● **What the task asks**
Lines below that include the word "icon" should each be copied.

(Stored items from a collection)

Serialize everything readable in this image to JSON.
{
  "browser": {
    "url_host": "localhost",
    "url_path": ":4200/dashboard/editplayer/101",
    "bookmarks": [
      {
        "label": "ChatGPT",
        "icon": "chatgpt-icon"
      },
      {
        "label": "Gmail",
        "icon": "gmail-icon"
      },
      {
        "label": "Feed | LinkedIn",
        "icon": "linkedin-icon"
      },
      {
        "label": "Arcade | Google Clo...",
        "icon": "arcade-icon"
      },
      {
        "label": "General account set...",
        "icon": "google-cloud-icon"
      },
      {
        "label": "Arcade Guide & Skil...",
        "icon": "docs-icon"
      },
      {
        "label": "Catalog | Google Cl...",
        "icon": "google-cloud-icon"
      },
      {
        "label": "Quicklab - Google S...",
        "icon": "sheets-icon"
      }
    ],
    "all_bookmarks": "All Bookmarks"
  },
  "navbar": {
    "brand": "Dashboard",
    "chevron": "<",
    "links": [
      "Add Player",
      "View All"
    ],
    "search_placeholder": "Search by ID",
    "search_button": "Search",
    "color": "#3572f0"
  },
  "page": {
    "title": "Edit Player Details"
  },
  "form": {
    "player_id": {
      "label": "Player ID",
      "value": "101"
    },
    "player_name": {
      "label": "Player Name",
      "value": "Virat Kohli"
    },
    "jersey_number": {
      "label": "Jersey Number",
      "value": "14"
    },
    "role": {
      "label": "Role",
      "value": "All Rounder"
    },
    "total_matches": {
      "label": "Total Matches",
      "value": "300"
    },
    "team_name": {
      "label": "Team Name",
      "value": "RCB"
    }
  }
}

● **Answer to the exercise**
        "icon": "chatgpt-icon"
        "icon": "gmail-icon"
        "icon": "linkedin-icon"
        "icon": "arcade-icon"
        "icon": "google-cloud-icon"
        "icon": "docs-icon"
        "icon": "google-cloud-icon"
        "icon": "sheets-icon"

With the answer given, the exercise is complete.